North Americans See Turkey As An Investment Opportunity
According to a December 2011 article in the New York Times, a relatively stable Turkish economy, along with its central location for managing the business in both the east and the west, is causing an increased interest in real estate investment, on behalf of North Americans.
The prime focus of foreign real estate investors is, as expected, large and central areas, such as Istanbul. While these properties are more expensive and often larger than what is available in surrounding areas, it is never the less touted as the "best buy". According to the opinion in the article, this is because homes that are not centrally located within Istanbul will not likely retain and improve their value with the same consistency as Istanbul property. Despite this, many local sellers are successfully marketing their properties to foreign investors.
North Americans are obviously not the only foreigners who have deemed Turkey to be a safe and profitable country in which to invest their money. In a very short period of time, Istanbul has experienced an influx of interest from the Middle East, Turkic countries, and Europeans.
According to a law partner quoted in this New York Times article, 60% of foreign real estate investment still comes from the Middle East while just 20% comes from a mix of Europe and the US. This number, however, is expected to rise.
Obviously, purchasing property in Turkey is not as easy as simply finding a suitable investment and handing over the cash. Non-Turkish citizens usually must pass a clearance check from the military, a process within itself. Thanks to streamlining, however, this process can be completed in less than a month. It is also necessary for a buyer to ensure that their country will allow them to invest in Turkish property.
Once approval has been met, a foreign investor will likely turn to a bank or lending house. If the buyer is currently employed or has a promise of employment, any major bank can check credit and financial status. With this information in hand, the bank will likely grant financing to foreigners.
A major shock for a foreign buyer might lie within Turkey's short lending cycle. While North Americans (and Europeans) usually enter into a mortgage agreement of as many as three decades, Turkish mortgage lending agreements are usually signed for a ten-year term. Also, Turkish interest rates may not be competitive with rates within a foreign buyer's home country. It is for this reason that many foreign buyers seek financing from banks within their home country.
Aside from mortgage payments, a foreign buyer must also be aware of additional costs, such as closing costs, which may or may not be higher than they are used to. Earthquake insurance may also be a surprise cost but lawyer fees, commissions to their real estate agent, and property taxes should be expected.

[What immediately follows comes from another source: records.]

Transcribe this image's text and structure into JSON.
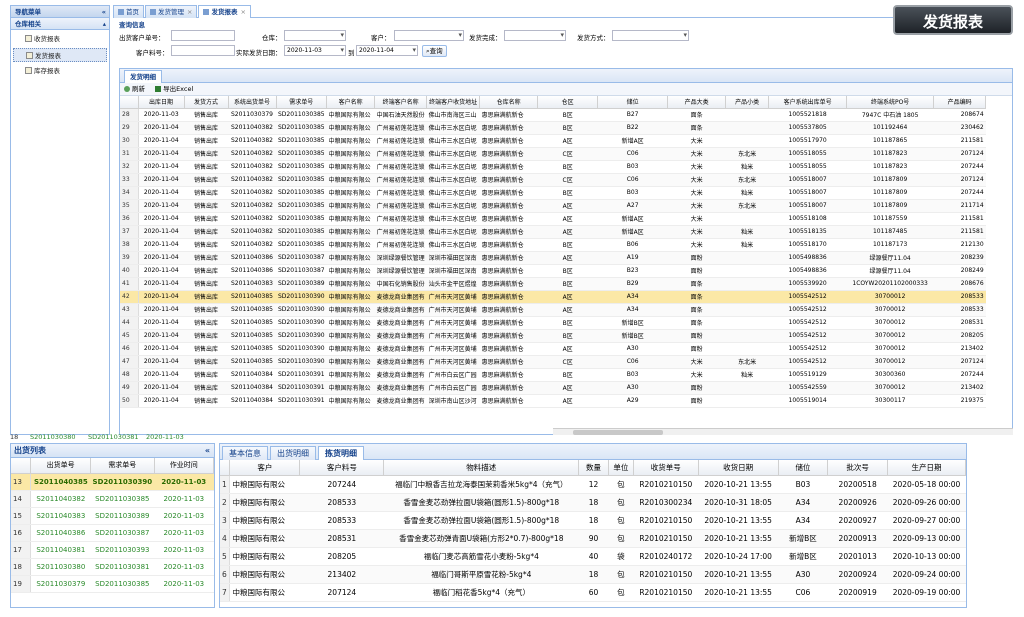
{
  "sidebar": {
    "title": "导航菜单",
    "group": "仓库相关",
    "items": [
      "收货报表",
      "发货报表",
      "库存报表"
    ],
    "collapse": "«"
  },
  "tabs": [
    {
      "label": "首页",
      "close": ""
    },
    {
      "label": "发货管理",
      "close": "×"
    },
    {
      "label": "发货报表",
      "close": "×"
    }
  ],
  "page_title": "发货报表",
  "query": {
    "title": "查询信息",
    "labels": {
      "customer_order": "出货客户单号：",
      "warehouse": "仓库：",
      "customer": "客户：",
      "status": "发货完成：",
      "method": "发货方式：",
      "material": "客户料号：",
      "date_range": "实际发货日期：",
      "to": "到"
    },
    "date_from": "2020-11-03",
    "date_to": "2020-11-04",
    "search_btn": "查询"
  },
  "main_grid": {
    "tab": "发货明细",
    "toolbar": {
      "refresh": "刷新",
      "export": "导出Excel"
    },
    "columns": [
      "",
      "出库日期",
      "发货方式",
      "系统出货单号",
      "需求单号",
      "客户名称",
      "终端客户名称",
      "终端客户收货地址",
      "仓库名称",
      "仓区",
      "储位",
      "产品大类",
      "产品小类",
      "客户系统出库单号",
      "终端系统PO号",
      "产品编码"
    ],
    "rows": [
      [
        "28",
        "2020-11-03",
        "销售出库",
        "S2011030379",
        "SD2011030385",
        "中粮国际有限公",
        "中国石油天然股份",
        "佛山市南海区三山",
        "惠思麻满航新仓",
        "B区",
        "B27",
        "面条",
        "",
        "1005521818",
        "7947C 中石油 1805",
        "208674"
      ],
      [
        "29",
        "2020-11-04",
        "销售出库",
        "S2011040382",
        "SD2011030385",
        "中粮国际有限公",
        "广州易初莲花连锁",
        "佛山市三水区白坭",
        "惠思麻满航新仓",
        "B区",
        "B22",
        "面条",
        "",
        "1005537805",
        "101192464",
        "230462"
      ],
      [
        "30",
        "2020-11-04",
        "销售出库",
        "S2011040382",
        "SD2011030385",
        "中粮国际有限公",
        "广州易初莲花连锁",
        "佛山市三水区白坭",
        "惠思麻满航新仓",
        "A区",
        "新增A区",
        "大米",
        "",
        "1005517970",
        "101187865",
        "211581"
      ],
      [
        "31",
        "2020-11-04",
        "销售出库",
        "S2011040382",
        "SD2011030385",
        "中粮国际有限公",
        "广州易初莲花连锁",
        "佛山市三水区白坭",
        "惠思麻满航新仓",
        "C区",
        "C06",
        "大米",
        "东北米",
        "1005518055",
        "101187823",
        "207124"
      ],
      [
        "32",
        "2020-11-04",
        "销售出库",
        "S2011040382",
        "SD2011030385",
        "中粮国际有限公",
        "广州易初莲花连锁",
        "佛山市三水区白坭",
        "惠思麻满航新仓",
        "B区",
        "B03",
        "大米",
        "籼米",
        "1005518055",
        "101187823",
        "207244"
      ],
      [
        "33",
        "2020-11-04",
        "销售出库",
        "S2011040382",
        "SD2011030385",
        "中粮国际有限公",
        "广州易初莲花连锁",
        "佛山市三水区白坭",
        "惠思麻满航新仓",
        "C区",
        "C06",
        "大米",
        "东北米",
        "1005518007",
        "101187809",
        "207124"
      ],
      [
        "34",
        "2020-11-04",
        "销售出库",
        "S2011040382",
        "SD2011030385",
        "中粮国际有限公",
        "广州易初莲花连锁",
        "佛山市三水区白坭",
        "惠思麻满航新仓",
        "B区",
        "B03",
        "大米",
        "籼米",
        "1005518007",
        "101187809",
        "207244"
      ],
      [
        "35",
        "2020-11-04",
        "销售出库",
        "S2011040382",
        "SD2011030385",
        "中粮国际有限公",
        "广州易初莲花连锁",
        "佛山市三水区白坭",
        "惠思麻满航新仓",
        "A区",
        "A27",
        "大米",
        "东北米",
        "1005518007",
        "101187809",
        "211714"
      ],
      [
        "36",
        "2020-11-04",
        "销售出库",
        "S2011040382",
        "SD2011030385",
        "中粮国际有限公",
        "广州易初莲花连锁",
        "佛山市三水区白坭",
        "惠思麻满航新仓",
        "A区",
        "新增A区",
        "大米",
        "",
        "1005518108",
        "101187559",
        "211581"
      ],
      [
        "37",
        "2020-11-04",
        "销售出库",
        "S2011040382",
        "SD2011030385",
        "中粮国际有限公",
        "广州易初莲花连锁",
        "佛山市三水区白坭",
        "惠思麻满航新仓",
        "A区",
        "新增A区",
        "大米",
        "籼米",
        "1005518135",
        "101187485",
        "211581"
      ],
      [
        "38",
        "2020-11-04",
        "销售出库",
        "S2011040382",
        "SD2011030385",
        "中粮国际有限公",
        "广州易初莲花连锁",
        "佛山市三水区白坭",
        "惠思麻满航新仓",
        "B区",
        "B06",
        "大米",
        "籼米",
        "1005518170",
        "101187173",
        "212130"
      ],
      [
        "39",
        "2020-11-04",
        "销售出库",
        "S2011040386",
        "SD2011030387",
        "中粮国际有限公",
        "深圳绿源餐饮管理",
        "深圳市福田区深南",
        "惠思麻满航新仓",
        "A区",
        "A19",
        "面粉",
        "",
        "1005498836",
        "绿源餐厅11.04",
        "208239"
      ],
      [
        "40",
        "2020-11-04",
        "销售出库",
        "S2011040386",
        "SD2011030387",
        "中粮国际有限公",
        "深圳绿源餐饮管理",
        "深圳市福田区深南",
        "惠思麻满航新仓",
        "B区",
        "B23",
        "面粉",
        "",
        "1005498836",
        "绿源餐厅11.04",
        "208249"
      ],
      [
        "41",
        "2020-11-04",
        "销售出库",
        "S2011040383",
        "SD2011030389",
        "中粮国际有限公",
        "中国石化销售股份",
        "汕头市金平区煜煌",
        "惠思麻满航新仓",
        "B区",
        "B29",
        "面条",
        "",
        "1005539920",
        "1COYW20201102000333",
        "208676"
      ],
      [
        "42",
        "2020-11-04",
        "销售出库",
        "S2011040385",
        "SD2011030390",
        "中粮国际有限公",
        "麦德龙商业集团有",
        "广州市天河区黄埔",
        "惠思麻满航新仓",
        "A区",
        "A34",
        "面条",
        "",
        "1005542512",
        "30700012",
        "208533"
      ],
      [
        "43",
        "2020-11-04",
        "销售出库",
        "S2011040385",
        "SD2011030390",
        "中粮国际有限公",
        "麦德龙商业集团有",
        "广州市天河区黄埔",
        "惠思麻满航新仓",
        "A区",
        "A34",
        "面条",
        "",
        "1005542512",
        "30700012",
        "208533"
      ],
      [
        "44",
        "2020-11-04",
        "销售出库",
        "S2011040385",
        "SD2011030390",
        "中粮国际有限公",
        "麦德龙商业集团有",
        "广州市天河区黄埔",
        "惠思麻满航新仓",
        "B区",
        "新增B区",
        "面条",
        "",
        "1005542512",
        "30700012",
        "208531"
      ],
      [
        "45",
        "2020-11-04",
        "销售出库",
        "S2011040385",
        "SD2011030390",
        "中粮国际有限公",
        "麦德龙商业集团有",
        "广州市天河区黄埔",
        "惠思麻满航新仓",
        "B区",
        "新增B区",
        "面粉",
        "",
        "1005542512",
        "30700012",
        "208205"
      ],
      [
        "46",
        "2020-11-04",
        "销售出库",
        "S2011040385",
        "SD2011030390",
        "中粮国际有限公",
        "麦德龙商业集团有",
        "广州市天河区黄埔",
        "惠思麻满航新仓",
        "A区",
        "A30",
        "面粉",
        "",
        "1005542512",
        "30700012",
        "213402"
      ],
      [
        "47",
        "2020-11-04",
        "销售出库",
        "S2011040385",
        "SD2011030390",
        "中粮国际有限公",
        "麦德龙商业集团有",
        "广州市天河区黄埔",
        "惠思麻满航新仓",
        "C区",
        "C06",
        "大米",
        "东北米",
        "1005542512",
        "30700012",
        "207124"
      ],
      [
        "48",
        "2020-11-04",
        "销售出库",
        "S2011040384",
        "SD2011030391",
        "中粮国际有限公",
        "麦德龙商业集团有",
        "广州市白云区广园",
        "惠思麻满航新仓",
        "B区",
        "B03",
        "大米",
        "籼米",
        "1005519129",
        "30300360",
        "207244"
      ],
      [
        "49",
        "2020-11-04",
        "销售出库",
        "S2011040384",
        "SD2011030391",
        "中粮国际有限公",
        "麦德龙商业集团有",
        "广州市白云区广园",
        "惠思麻满航新仓",
        "A区",
        "A30",
        "面粉",
        "",
        "1005542559",
        "30700012",
        "213402"
      ],
      [
        "50",
        "2020-11-04",
        "销售出库",
        "S2011040384",
        "SD2011030391",
        "中粮国际有限公",
        "麦德龙商业集团有",
        "深圳市南山区沙河",
        "惠思麻满航新仓",
        "A区",
        "A29",
        "面粉",
        "",
        "1005519014",
        "30300117",
        "219375"
      ]
    ]
  },
  "top_strip": [
    "18",
    "S2011030380",
    "SD2011030381",
    "2020-11-03"
  ],
  "left_panel": {
    "title": "出货列表",
    "columns": [
      "",
      "出货单号",
      "需求单号",
      "作业时间"
    ],
    "rows": [
      [
        "13",
        "S2011040385",
        "SD2011030390",
        "2020-11-03"
      ],
      [
        "14",
        "S2011040382",
        "SD2011030385",
        "2020-11-03"
      ],
      [
        "15",
        "S2011040383",
        "SD2011030389",
        "2020-11-03"
      ],
      [
        "16",
        "S2011040386",
        "SD2011030387",
        "2020-11-03"
      ],
      [
        "17",
        "S2011040381",
        "SD2011030393",
        "2020-11-03"
      ],
      [
        "18",
        "S2011030380",
        "SD2011030381",
        "2020-11-03"
      ],
      [
        "19",
        "S2011030379",
        "SD2011030385",
        "2020-11-03"
      ]
    ]
  },
  "right_panel": {
    "tabs": [
      "基本信息",
      "出货明细",
      "拣货明细"
    ],
    "columns": [
      "",
      "客户",
      "客户料号",
      "物料描述",
      "数量",
      "单位",
      "收货单号",
      "收货日期",
      "储位",
      "批次号",
      "生产日期"
    ],
    "rows": [
      [
        "1",
        "中粮国际有限公",
        "207244",
        "福临门中粮香吉拉龙海泰国茉莉香米5kg*4（充气）",
        "12",
        "包",
        "R2010210150",
        "2020-10-21 13:55",
        "B03",
        "20200518",
        "2020-05-18 00:00"
      ],
      [
        "2",
        "中粮国际有限公",
        "208533",
        "香雪金麦芯劲弹拉面U袋箱(圆形1.5)-800g*18",
        "18",
        "包",
        "R2010300234",
        "2020-10-31 18:05",
        "A34",
        "20200926",
        "2020-09-26 00:00"
      ],
      [
        "3",
        "中粮国际有限公",
        "208533",
        "香雪金麦芯劲弹拉面U袋箱(圆形1.5)-800g*18",
        "18",
        "包",
        "R2010210150",
        "2020-10-21 13:55",
        "A34",
        "20200927",
        "2020-09-27 00:00"
      ],
      [
        "4",
        "中粮国际有限公",
        "208531",
        "香雪金麦芯劲弹青面U袋箱(方形2*0.7)-800g*18",
        "90",
        "包",
        "R2010210150",
        "2020-10-21 13:55",
        "新增B区",
        "20200913",
        "2020-09-13 00:00"
      ],
      [
        "5",
        "中粮国际有限公",
        "208205",
        "福临门麦芯高筋雪花小麦粉-5kg*4",
        "40",
        "袋",
        "R2010240172",
        "2020-10-24 17:00",
        "新增B区",
        "20201013",
        "2020-10-13 00:00"
      ],
      [
        "6",
        "中粮国际有限公",
        "213402",
        "福临门哥斯平原雪花粉-5kg*4",
        "18",
        "包",
        "R2010210150",
        "2020-10-21 13:55",
        "A30",
        "20200924",
        "2020-09-24 00:00"
      ],
      [
        "7",
        "中粮国际有限公",
        "207124",
        "福临门稻花香5kg*4（充气）",
        "60",
        "包",
        "R2010210150",
        "2020-10-21 13:55",
        "C06",
        "20200919",
        "2020-09-19 00:00"
      ]
    ]
  }
}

Despite a weak world economy, one thing remains clear. Foreign buyers are turning their attention towards Turkey and finding it to be a viable and attractive country in which to invest.